A New Means of Censorship

In the Russian region of Bashkortostan, the sole independent newspaper is becoming harder to find in stores. Novaya Gazeta reported on October 13th that the “Ufa Meridian,” which publishes out of the regional capital of Ufa, is facing not-so-subtle moves from above that amount to a new form of censorship. Rather than direct confrontation, the authorities use bureaucratic means to silence their opposition.

It began when the municipally-owned printer, “Ufa-Press” broke its contract with the Ufa Meridian, which pays several hundred thousand rubles for their services each year. In a letter to the editor, the municipal enterprise attributed the move to a “reduction of production capabilities.” Apparently, a similar reduction happened simultaneously at several local distribution firms as well, which didn’t bother sending a letter to the editor. Instead, they simply told the newspaper’s driver that he shouldn’t bring them the paper any more. Their administration had informed them that they shouldn’t accept the paper, or distribute it to the point of sale.

In the opinion of Ufa Meridian editor Artem Valiev, the order came from the top ranks of the local authorities. Earlier this week, just before the arrival of President Putin on an October 12th visit, the newspaper had disappeared from the shelves of many news-stands and kiosks. Putin came to Ufa to head a regional council meeting, and to participate in celebrations marking the 450th anniversary of Bashkortostan’s entry into the Russian Federation. The publication believes its issues were pulled because they may have ruined Putin’s temperament, had he a chance to see them. According to the Sobkor®ru news agency, the city of Ufa also arrested several student activists prior to the president’s visit, on suspicion of planning anti-Putin demonstrations.

The editors of the Ufa Meridian have pledged to continue using all means available to continue publication. The newspaper has a loyal circulation of around 25 thousand.
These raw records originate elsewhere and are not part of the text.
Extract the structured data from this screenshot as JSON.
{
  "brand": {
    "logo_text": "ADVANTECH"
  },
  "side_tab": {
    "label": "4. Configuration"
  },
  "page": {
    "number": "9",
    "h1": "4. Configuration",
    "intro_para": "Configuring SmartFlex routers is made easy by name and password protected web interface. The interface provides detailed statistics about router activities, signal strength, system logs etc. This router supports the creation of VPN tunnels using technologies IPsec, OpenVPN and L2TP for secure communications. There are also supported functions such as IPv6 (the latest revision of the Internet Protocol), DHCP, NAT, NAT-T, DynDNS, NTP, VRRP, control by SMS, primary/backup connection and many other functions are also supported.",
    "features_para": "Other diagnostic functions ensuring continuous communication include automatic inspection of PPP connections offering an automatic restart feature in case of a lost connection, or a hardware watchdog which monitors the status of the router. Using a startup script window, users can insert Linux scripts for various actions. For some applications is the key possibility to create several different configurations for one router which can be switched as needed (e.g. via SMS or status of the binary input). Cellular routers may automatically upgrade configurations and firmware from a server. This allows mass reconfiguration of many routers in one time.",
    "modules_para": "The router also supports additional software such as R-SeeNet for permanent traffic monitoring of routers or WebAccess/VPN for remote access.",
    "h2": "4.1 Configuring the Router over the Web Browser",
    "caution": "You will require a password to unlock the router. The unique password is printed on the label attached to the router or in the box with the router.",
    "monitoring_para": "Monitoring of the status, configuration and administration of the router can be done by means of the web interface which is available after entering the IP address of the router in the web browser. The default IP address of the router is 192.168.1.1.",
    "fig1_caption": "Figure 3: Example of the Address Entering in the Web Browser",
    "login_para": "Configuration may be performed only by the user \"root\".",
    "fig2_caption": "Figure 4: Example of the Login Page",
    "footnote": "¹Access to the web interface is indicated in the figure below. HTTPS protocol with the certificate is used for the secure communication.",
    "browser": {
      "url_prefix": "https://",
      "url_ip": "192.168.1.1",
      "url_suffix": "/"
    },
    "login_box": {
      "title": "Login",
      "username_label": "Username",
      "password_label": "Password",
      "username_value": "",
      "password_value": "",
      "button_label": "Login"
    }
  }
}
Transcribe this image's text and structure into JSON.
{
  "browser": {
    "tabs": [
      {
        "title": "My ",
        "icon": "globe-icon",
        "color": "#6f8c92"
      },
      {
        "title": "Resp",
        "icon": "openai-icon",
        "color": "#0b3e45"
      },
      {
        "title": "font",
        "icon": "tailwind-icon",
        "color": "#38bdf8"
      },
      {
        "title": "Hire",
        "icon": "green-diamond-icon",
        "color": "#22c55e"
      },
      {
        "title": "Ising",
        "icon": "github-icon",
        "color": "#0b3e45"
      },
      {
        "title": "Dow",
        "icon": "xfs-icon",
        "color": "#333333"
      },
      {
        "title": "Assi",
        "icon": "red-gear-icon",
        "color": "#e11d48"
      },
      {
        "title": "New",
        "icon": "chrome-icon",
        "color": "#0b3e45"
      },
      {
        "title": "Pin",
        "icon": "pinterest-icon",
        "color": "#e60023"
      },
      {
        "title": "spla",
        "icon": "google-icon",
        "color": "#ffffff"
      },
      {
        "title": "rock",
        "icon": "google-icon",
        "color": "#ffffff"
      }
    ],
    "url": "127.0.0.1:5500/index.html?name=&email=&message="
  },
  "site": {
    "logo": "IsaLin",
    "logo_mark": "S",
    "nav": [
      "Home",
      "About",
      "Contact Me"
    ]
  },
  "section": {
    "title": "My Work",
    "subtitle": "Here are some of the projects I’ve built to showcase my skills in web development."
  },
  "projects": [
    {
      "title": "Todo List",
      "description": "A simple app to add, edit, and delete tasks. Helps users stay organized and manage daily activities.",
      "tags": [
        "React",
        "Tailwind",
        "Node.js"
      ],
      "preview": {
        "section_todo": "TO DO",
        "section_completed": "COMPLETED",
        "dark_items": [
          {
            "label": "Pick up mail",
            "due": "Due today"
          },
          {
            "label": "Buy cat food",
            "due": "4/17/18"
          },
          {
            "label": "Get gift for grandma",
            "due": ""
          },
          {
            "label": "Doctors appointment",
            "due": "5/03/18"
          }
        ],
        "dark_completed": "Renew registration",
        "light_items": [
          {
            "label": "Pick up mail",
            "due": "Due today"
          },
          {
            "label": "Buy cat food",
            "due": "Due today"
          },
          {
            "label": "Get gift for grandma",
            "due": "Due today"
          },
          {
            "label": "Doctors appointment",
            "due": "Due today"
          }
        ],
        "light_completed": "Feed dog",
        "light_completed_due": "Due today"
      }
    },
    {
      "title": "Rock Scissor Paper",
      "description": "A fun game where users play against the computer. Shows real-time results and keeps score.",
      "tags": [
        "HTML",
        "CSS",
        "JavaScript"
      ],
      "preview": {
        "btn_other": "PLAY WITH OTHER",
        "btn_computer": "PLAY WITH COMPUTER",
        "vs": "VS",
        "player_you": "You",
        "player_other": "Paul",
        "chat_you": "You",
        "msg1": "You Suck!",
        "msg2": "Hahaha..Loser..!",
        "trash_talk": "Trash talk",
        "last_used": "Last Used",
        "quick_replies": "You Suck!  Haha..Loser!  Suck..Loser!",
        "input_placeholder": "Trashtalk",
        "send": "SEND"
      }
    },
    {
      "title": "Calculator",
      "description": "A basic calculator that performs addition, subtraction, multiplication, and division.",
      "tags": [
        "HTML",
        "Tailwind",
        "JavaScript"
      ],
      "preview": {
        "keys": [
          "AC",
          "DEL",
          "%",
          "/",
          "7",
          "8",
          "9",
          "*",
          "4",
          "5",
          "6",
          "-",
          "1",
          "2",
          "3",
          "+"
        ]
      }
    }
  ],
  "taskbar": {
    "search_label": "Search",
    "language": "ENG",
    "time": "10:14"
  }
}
Recent stories have included features on the rising cost of public housing, corruption among local figures, and the living conditions of ordinary Russians in the countryside.